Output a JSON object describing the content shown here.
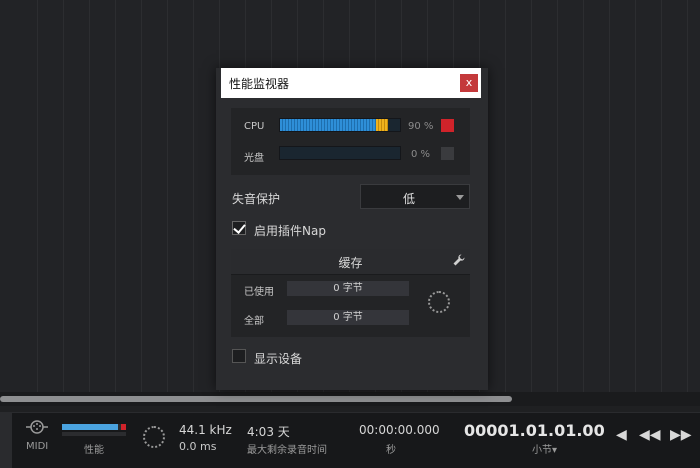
{
  "dialog": {
    "title": "性能监视器",
    "close_label": "x",
    "meters": [
      {
        "label": "CPU",
        "percent_text": "90 %",
        "level": 0.9,
        "led_color": "#d0232a"
      },
      {
        "label": "光盘",
        "percent_text": "0 %",
        "level": 0.0,
        "led_color": "#3a3b3e"
      }
    ],
    "dropout_protection": {
      "label": "失音保护",
      "value": "低"
    },
    "plugin_nap": {
      "label": "启用插件Nap",
      "checked": true
    },
    "cache": {
      "title": "缓存",
      "used_label": "已使用",
      "used_value": "0 字节",
      "total_label": "全部",
      "total_value": "0 字节"
    },
    "show_devices": {
      "label": "显示设备",
      "checked": false
    }
  },
  "transport": {
    "midi_label": "MIDI",
    "perf_label": "性能",
    "sample_rate": "44.1 kHz",
    "latency": "0.0 ms",
    "record_time": "4:03 天",
    "record_time_label": "最大剩余录音时间",
    "seconds_time": "00:00:00.000",
    "seconds_label": "秒",
    "bars_time": "00001.01.01.00",
    "bars_label": "小节▾",
    "buttons": {
      "back": "◀",
      "rewind": "◀◀",
      "forward": "▶▶"
    }
  },
  "colors": {
    "accent": "#2e8fd8",
    "warn": "#f0b21c",
    "alert": "#d0232a",
    "close": "#c4393b"
  },
  "icons": [
    "midi-icon",
    "close-icon",
    "wrench-icon",
    "checkbox-checked-icon",
    "spinner-icon",
    "rewind-icon",
    "forward-icon"
  ]
}
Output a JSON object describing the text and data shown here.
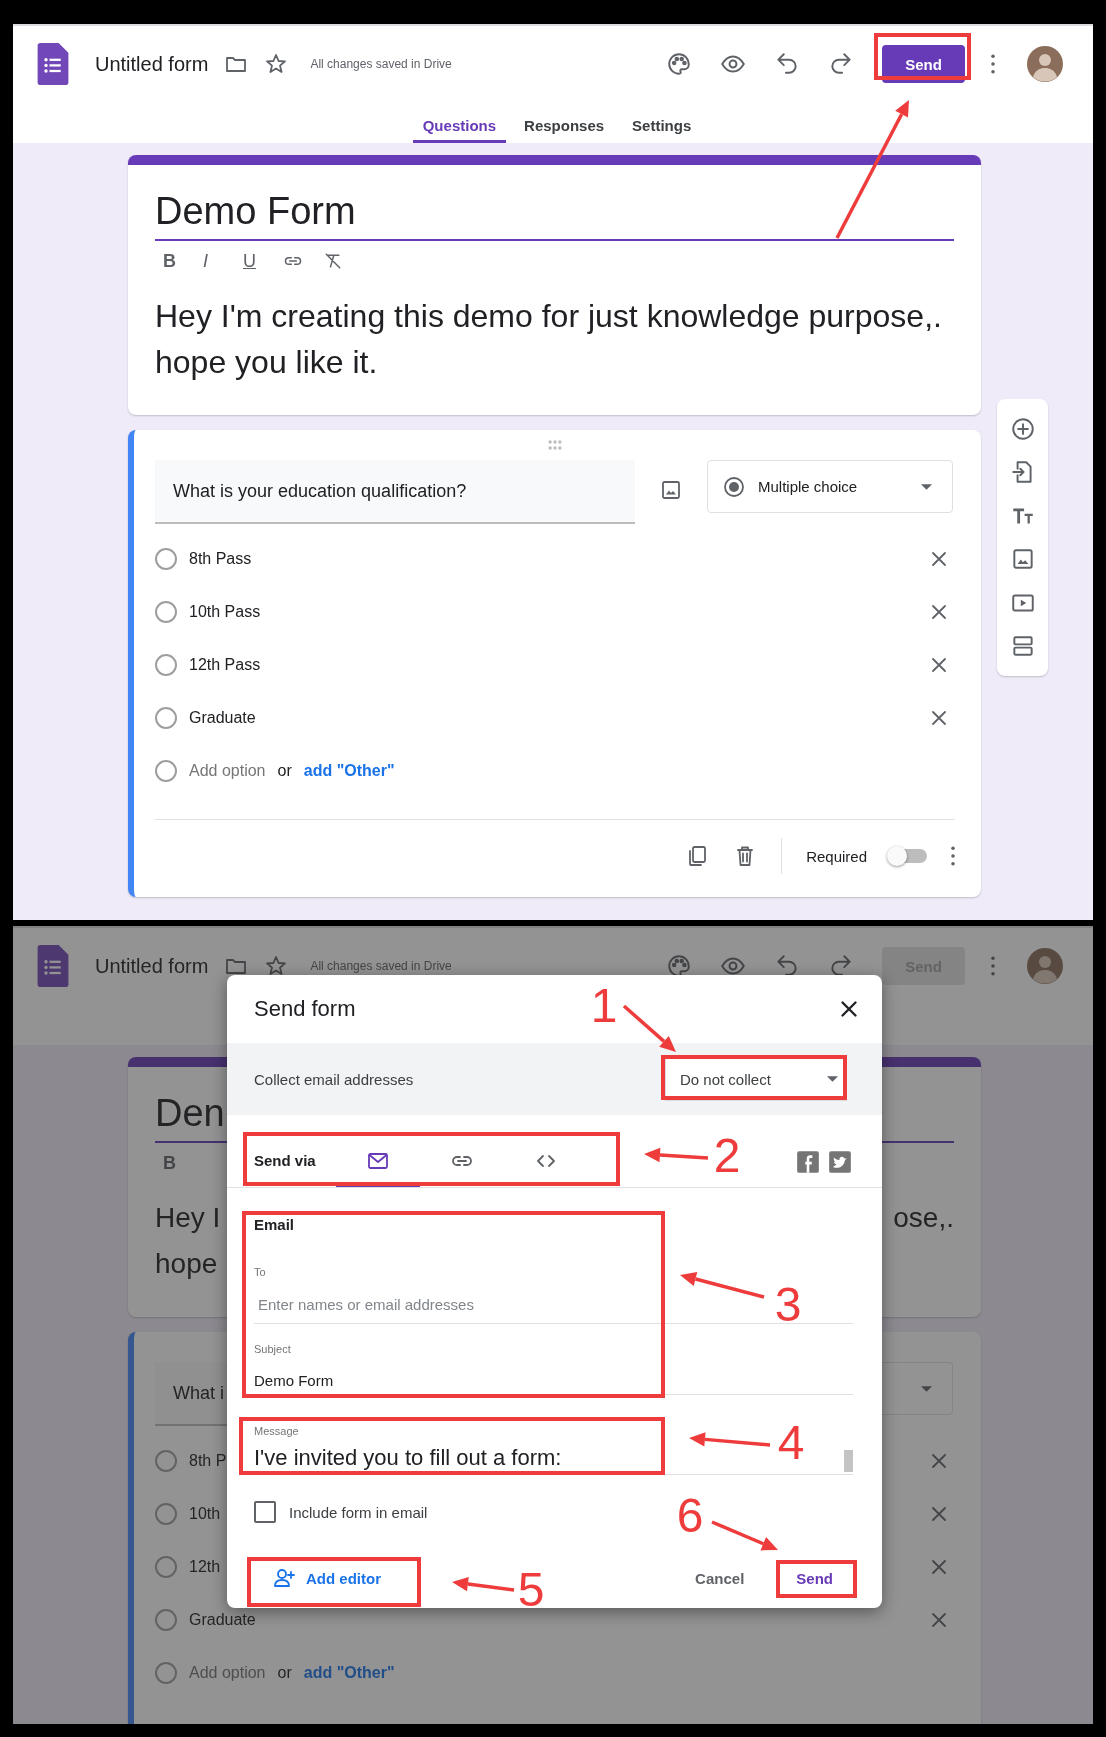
{
  "editor_screen": {
    "header": {
      "app_title": "Untitled form",
      "save_status": "All changes saved in Drive",
      "send_button": {
        "label": "Send",
        "disabled": false
      }
    },
    "tabs": [
      {
        "label": "Questions",
        "selected": true
      },
      {
        "label": "Responses",
        "selected": false
      },
      {
        "label": "Settings",
        "selected": false
      }
    ],
    "form_title": "Demo Form",
    "format_letters": [
      "B",
      "I",
      "U"
    ],
    "format_tools": [
      {
        "kind": "link"
      },
      {
        "kind": "clear-format"
      }
    ],
    "description": "Hey I'm creating this demo for just knowledge purpose,. hope you like it.",
    "question": {
      "text": "What is your education qualification?",
      "type": "Multiple choice",
      "options": [
        "8th Pass",
        "10th Pass",
        "12th Pass",
        "Graduate"
      ],
      "add_option": "Add option",
      "or": "or",
      "add_other": "add \"Other\"",
      "required": {
        "label": "Required",
        "on": false
      }
    },
    "side_toolbar": true
  },
  "send_screen": {
    "header": {
      "app_title": "Untitled form",
      "save_status": "All changes saved in Drive",
      "send_button": {
        "label": "Send",
        "disabled": true
      }
    },
    "form_title": "Den",
    "format_letters": [
      "B"
    ],
    "description_fragments": [
      {
        "left": "Hey I",
        "right": "ose,."
      },
      {
        "left": "hope"
      }
    ],
    "question": {
      "text": "What i",
      "options": [
        "8th P",
        "10th",
        "12th",
        "Graduate"
      ],
      "add_option": "Add option",
      "or": "or",
      "add_other": "add \"Other\""
    },
    "side_toolbar": false,
    "dialog": {
      "title": "Send form",
      "collect_label": "Collect email addresses",
      "collect_value": "Do not collect",
      "send_via_label": "Send via",
      "send_via_tabs": [
        {
          "kind": "email",
          "selected": true
        },
        {
          "kind": "link",
          "selected": false
        },
        {
          "kind": "embed",
          "selected": false
        }
      ],
      "email_heading": "Email",
      "to_label": "To",
      "to_placeholder": "Enter names or email addresses",
      "subject_label": "Subject",
      "subject_value": "Demo Form",
      "message_label": "Message",
      "message_value": "I've invited you to fill out a form:",
      "include_form": {
        "label": "Include form in email",
        "checked": false
      },
      "add_editor": "Add editor",
      "cancel": "Cancel",
      "send": "Send"
    }
  },
  "annotations": [
    {
      "kind": "send-button"
    },
    {
      "kind": "collect",
      "number": "1"
    },
    {
      "kind": "send-via",
      "number": "2"
    },
    {
      "kind": "email",
      "number": "3"
    },
    {
      "kind": "message",
      "number": "4"
    },
    {
      "kind": "add-editor",
      "number": "5"
    },
    {
      "kind": "send",
      "number": "6"
    }
  ]
}
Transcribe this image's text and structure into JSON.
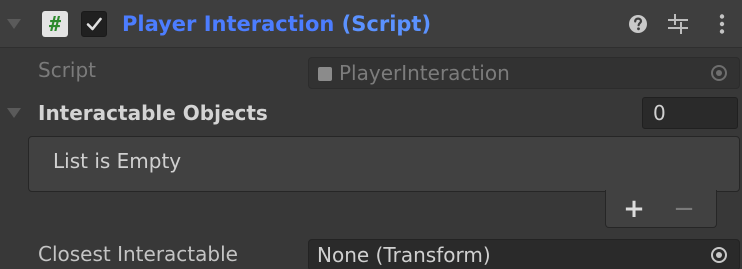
{
  "component": {
    "script_icon_glyph": "#",
    "enabled": true,
    "title_main": "Player Interaction",
    "title_tail": " (Script)",
    "icons": [
      "help-icon",
      "presets-icon",
      "kebab-menu-icon"
    ]
  },
  "fields": {
    "script_label": "Script",
    "script_value": "PlayerInteraction",
    "list_label": "Interactable Objects",
    "list_size": "0",
    "list_empty_text": "List is Empty",
    "add_glyph": "+",
    "remove_glyph": "−",
    "closest_label": "Closest Interactable",
    "closest_value": "None (Transform)"
  },
  "colors": {
    "background": "#383838",
    "header": "#3e3e3e",
    "title": "#4c7dff",
    "field": "#2a2a2a"
  }
}
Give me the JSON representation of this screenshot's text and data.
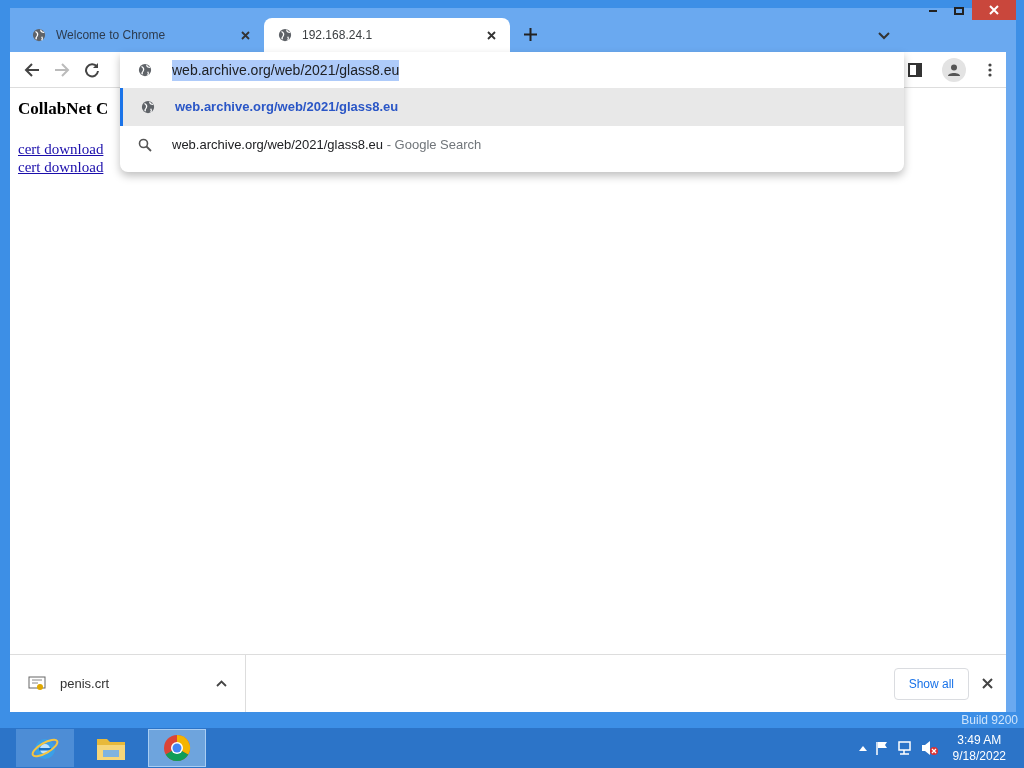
{
  "browser": {
    "tabs": [
      {
        "title": "Welcome to Chrome",
        "selected": false
      },
      {
        "title": "192.168.24.1",
        "selected": true
      }
    ],
    "omnibox": {
      "value": "web.archive.org/web/2021/glass8.eu",
      "highlighted": true
    },
    "suggestions": [
      {
        "kind": "url",
        "text": "web.archive.org/web/2021/glass8.eu",
        "selected": true
      },
      {
        "kind": "search",
        "text": "web.archive.org/web/2021/glass8.eu",
        "suffix": "- Google Search",
        "selected": false
      }
    ],
    "page": {
      "heading": "CollabNet C",
      "links": [
        "cert download",
        "cert download"
      ]
    },
    "download_bar": {
      "file": "penis.crt",
      "show_all": "Show all"
    }
  },
  "desktop": {
    "build": "Build 9200"
  },
  "taskbar": {
    "apps": [
      {
        "kind": "ie",
        "active": false
      },
      {
        "kind": "explorer",
        "active": false
      },
      {
        "kind": "chrome",
        "active": true
      }
    ],
    "time": "3:49 AM",
    "date": "9/18/2022"
  }
}
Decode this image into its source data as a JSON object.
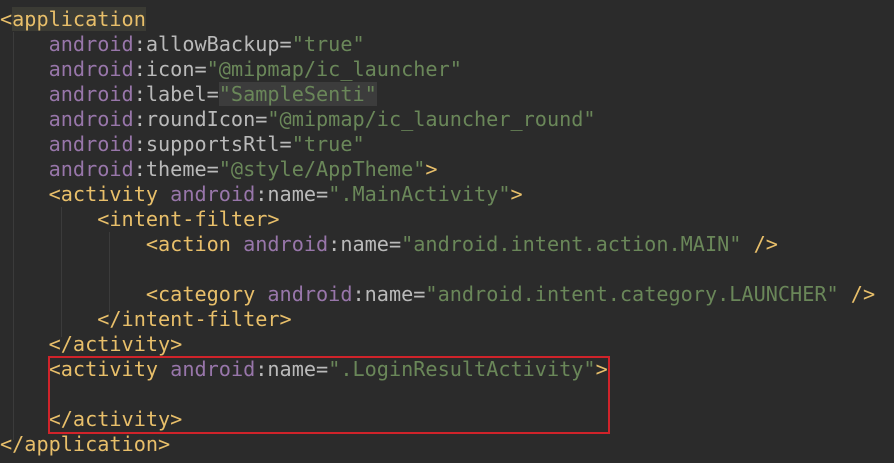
{
  "lines": [
    {
      "i": "",
      "p": [
        {
          "c": "brk",
          "t": "<"
        },
        {
          "c": "brk hl",
          "t": "application"
        }
      ]
    },
    {
      "i": "    ",
      "p": [
        {
          "c": "ns",
          "t": "android"
        },
        {
          "c": "attr",
          "t": ":allowBackup="
        },
        {
          "c": "val",
          "t": "\"true\""
        }
      ]
    },
    {
      "i": "    ",
      "p": [
        {
          "c": "ns",
          "t": "android"
        },
        {
          "c": "attr",
          "t": ":icon="
        },
        {
          "c": "val",
          "t": "\"@mipmap/ic_launcher\""
        }
      ]
    },
    {
      "i": "    ",
      "p": [
        {
          "c": "ns",
          "t": "android"
        },
        {
          "c": "attr",
          "t": ":label="
        },
        {
          "c": "val lbl",
          "t": "\"SampleSenti\""
        }
      ]
    },
    {
      "i": "    ",
      "p": [
        {
          "c": "ns",
          "t": "android"
        },
        {
          "c": "attr",
          "t": ":roundIcon="
        },
        {
          "c": "val",
          "t": "\"@mipmap/ic_launcher_round\""
        }
      ]
    },
    {
      "i": "    ",
      "p": [
        {
          "c": "ns",
          "t": "android"
        },
        {
          "c": "attr",
          "t": ":supportsRtl="
        },
        {
          "c": "val",
          "t": "\"true\""
        }
      ]
    },
    {
      "i": "    ",
      "p": [
        {
          "c": "ns",
          "t": "android"
        },
        {
          "c": "attr",
          "t": ":theme="
        },
        {
          "c": "val",
          "t": "\"@style/AppTheme\""
        },
        {
          "c": "brk",
          "t": ">"
        }
      ]
    },
    {
      "i": "    ",
      "p": [
        {
          "c": "brk",
          "t": "<activity "
        },
        {
          "c": "ns",
          "t": "android"
        },
        {
          "c": "attr",
          "t": ":name="
        },
        {
          "c": "val",
          "t": "\".MainActivity\""
        },
        {
          "c": "brk",
          "t": ">"
        }
      ]
    },
    {
      "i": "        ",
      "p": [
        {
          "c": "brk",
          "t": "<intent-filter>"
        }
      ]
    },
    {
      "i": "            ",
      "p": [
        {
          "c": "brk",
          "t": "<action "
        },
        {
          "c": "ns",
          "t": "android"
        },
        {
          "c": "attr",
          "t": ":name="
        },
        {
          "c": "val",
          "t": "\"android.intent.action.MAIN\""
        },
        {
          "c": "brk",
          "t": " />"
        }
      ]
    },
    {
      "i": "",
      "p": []
    },
    {
      "i": "            ",
      "p": [
        {
          "c": "brk",
          "t": "<category "
        },
        {
          "c": "ns",
          "t": "android"
        },
        {
          "c": "attr",
          "t": ":name="
        },
        {
          "c": "val",
          "t": "\"android.intent.category.LAUNCHER\""
        },
        {
          "c": "brk",
          "t": " />"
        }
      ]
    },
    {
      "i": "        ",
      "p": [
        {
          "c": "brk",
          "t": "</intent-filter>"
        }
      ]
    },
    {
      "i": "    ",
      "p": [
        {
          "c": "brk",
          "t": "</activity>"
        }
      ]
    },
    {
      "i": "    ",
      "p": [
        {
          "c": "brk",
          "t": "<activity "
        },
        {
          "c": "ns",
          "t": "android"
        },
        {
          "c": "attr",
          "t": ":name="
        },
        {
          "c": "val",
          "t": "\".LoginResultActivity\""
        },
        {
          "c": "brk",
          "t": ">"
        }
      ]
    },
    {
      "i": "",
      "p": []
    },
    {
      "i": "    ",
      "p": [
        {
          "c": "brk",
          "t": "</activity>"
        }
      ]
    },
    {
      "i": "",
      "p": [
        {
          "c": "brk",
          "t": "</application>"
        }
      ]
    }
  ],
  "highlight_color": "#d0232a"
}
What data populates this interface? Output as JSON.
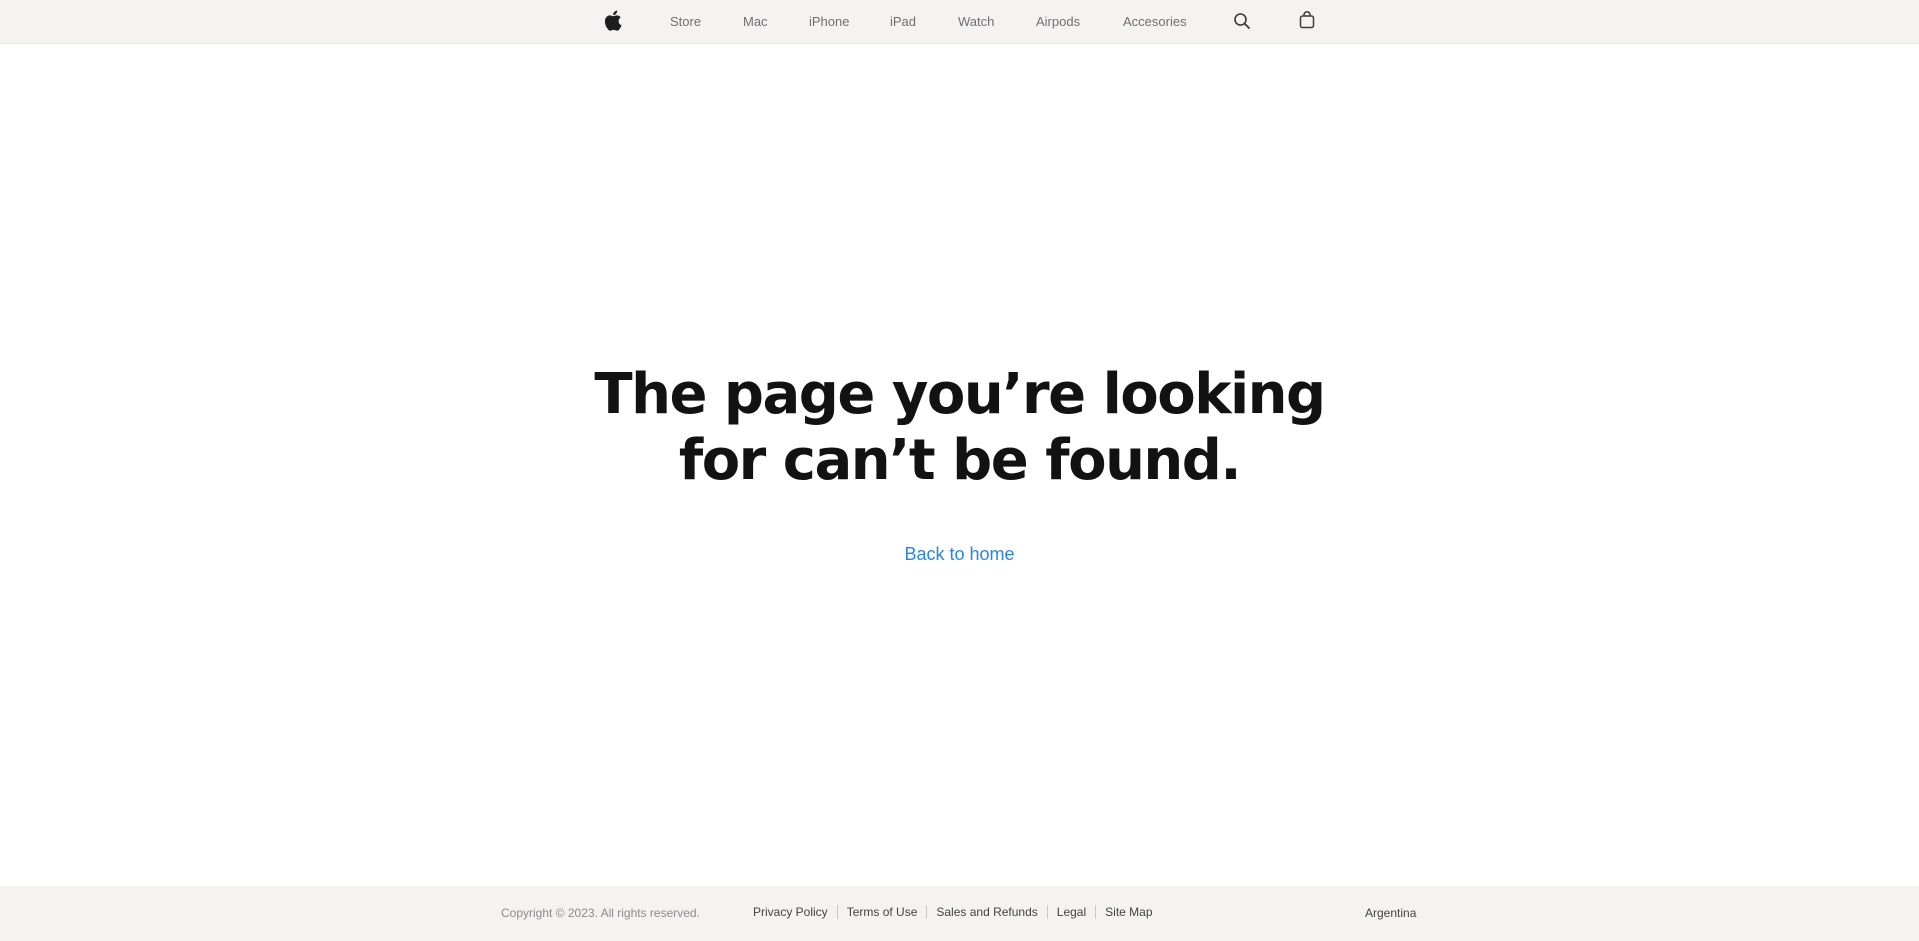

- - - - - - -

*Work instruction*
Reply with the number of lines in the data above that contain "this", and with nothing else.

*Completed task*
5